Sep 21 Concurrency control Synchronization primitives
Race conditions, critical sections
Deadlock and starvation
Sep 28 Synchronization
Classical synchronization problems
Monitors and condition variables
Hoare monitors; Mesa monitors HW1 due
Sep 30 Communication Sockets
Socket programming
Handling multiple connections
Chapters 4.1+4.3 + 3.1 (Section 3) HW2
Oct 5+7 Remote Procedure Calls Programming model
Stub code; marshalling; binding
Handling failures
Chapters 4.2+8.3  
Oct 12 Naming Kinds of names; name spaces
The Domain Name System
Chapter 5 HW2MS1 due (on 10/12)
Oct 12 Last day to drop  
Oct 14 First midterm exam
Oct 19 Clock synchronization Logical clocks
Distributed mutual exclusion
Chapters 6.1–6.3  
Oct 21 Distributed coordination Distributed mutual exclusion
Leader election
Bully algorithm; token ring
Chapter 6.4 HW2MS2+3 due (on 10/23)
Oct 26 Group communication Reliable multicast
IP multicast
FIFO, causal and total ordering
Chapter 8.4  
Oct 28 Algorithms for FIFO, causal and total ordering HW3
Nov 2 Replication Primary/backup protocols
Quorum protocols
Sequential and causal consistency
Client-centric models
Chapter 7 Project
Nov 4 Bigtable and Project Bigtable case study
Project overview
Nov 9 Fault tolerance 2PC and 3PC
Logging and recovery
Chandy-Lamport algorithm
Chapters 8.5+8.6; [Chandy-Lamport]  
Nov 9 Last day to withdraw
Nov 11 State-machine replication Failure models
The Consensus problem
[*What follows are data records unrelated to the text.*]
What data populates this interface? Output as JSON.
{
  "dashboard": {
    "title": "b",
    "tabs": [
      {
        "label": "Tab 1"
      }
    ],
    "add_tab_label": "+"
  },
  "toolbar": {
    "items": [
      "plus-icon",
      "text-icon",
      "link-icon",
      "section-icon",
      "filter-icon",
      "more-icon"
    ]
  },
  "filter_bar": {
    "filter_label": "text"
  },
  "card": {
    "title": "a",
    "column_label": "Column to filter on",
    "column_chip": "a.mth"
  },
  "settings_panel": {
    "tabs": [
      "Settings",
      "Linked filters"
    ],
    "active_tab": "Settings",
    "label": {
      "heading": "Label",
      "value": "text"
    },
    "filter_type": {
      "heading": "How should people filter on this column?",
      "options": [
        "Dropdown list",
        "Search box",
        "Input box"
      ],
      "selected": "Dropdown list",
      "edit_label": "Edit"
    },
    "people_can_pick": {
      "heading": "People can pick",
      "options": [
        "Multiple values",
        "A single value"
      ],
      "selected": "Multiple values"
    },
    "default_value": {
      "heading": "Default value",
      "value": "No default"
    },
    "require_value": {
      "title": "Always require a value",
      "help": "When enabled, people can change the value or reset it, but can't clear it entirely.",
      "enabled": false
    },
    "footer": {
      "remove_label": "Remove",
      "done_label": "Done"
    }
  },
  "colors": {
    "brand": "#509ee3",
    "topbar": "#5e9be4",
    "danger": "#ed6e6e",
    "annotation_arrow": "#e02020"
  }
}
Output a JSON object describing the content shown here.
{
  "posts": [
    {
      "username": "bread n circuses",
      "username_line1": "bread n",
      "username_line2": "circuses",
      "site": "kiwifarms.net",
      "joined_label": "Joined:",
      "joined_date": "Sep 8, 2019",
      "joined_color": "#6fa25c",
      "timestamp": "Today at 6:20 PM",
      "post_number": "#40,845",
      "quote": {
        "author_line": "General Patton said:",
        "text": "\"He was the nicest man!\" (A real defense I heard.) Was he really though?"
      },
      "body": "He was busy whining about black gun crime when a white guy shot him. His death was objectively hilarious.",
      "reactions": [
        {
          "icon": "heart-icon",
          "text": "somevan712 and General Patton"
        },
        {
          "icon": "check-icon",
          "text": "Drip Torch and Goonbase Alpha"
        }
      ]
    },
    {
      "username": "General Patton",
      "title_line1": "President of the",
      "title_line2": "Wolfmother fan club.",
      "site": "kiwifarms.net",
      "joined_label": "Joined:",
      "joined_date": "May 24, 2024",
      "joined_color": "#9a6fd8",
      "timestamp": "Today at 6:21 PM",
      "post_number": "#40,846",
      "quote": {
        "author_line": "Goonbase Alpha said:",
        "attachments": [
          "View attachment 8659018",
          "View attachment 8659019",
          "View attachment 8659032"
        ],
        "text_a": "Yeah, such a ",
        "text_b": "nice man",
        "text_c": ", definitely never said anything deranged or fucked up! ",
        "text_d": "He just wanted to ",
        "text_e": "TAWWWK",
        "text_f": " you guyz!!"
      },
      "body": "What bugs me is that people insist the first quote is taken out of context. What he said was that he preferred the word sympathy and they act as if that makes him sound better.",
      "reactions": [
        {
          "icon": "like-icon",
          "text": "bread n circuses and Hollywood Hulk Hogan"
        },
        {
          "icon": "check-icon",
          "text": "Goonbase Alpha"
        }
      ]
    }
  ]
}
Chapters 8.1+8.2; [Paxos] HW3 due
(on 11/13)
Nov 16 Non-crash Fault Tolerance The Byzantine Generals problem
Impossibility results
Nov 18+23 Distributed file systems NFS
Disconnected operation
Chapter 2.4.2; [Coda]  
Nov 25 Thanksgiving break - no class (Friday schedule)  
Nov 30 Google File System Google cluster architecture
Reading and writing in GFS
Consistency and fault tolerance
[Cluster] [GFS]  
Dec 2 MapReduce MapReduce programming model
System architecture
Spark Differences to MapReduce
Case study: PageRank
Dec 7 DHTs and Dynamo Distributed hash tables
The CAP dilemma
Amazon Dynamo
Dec 9 Second midterm exam
Dec 11–Dec 14 Reading days
Dec 15–Dec 22 Project demos (via Zoom) and reports

Web site contact: Linh Thi Xuan Phan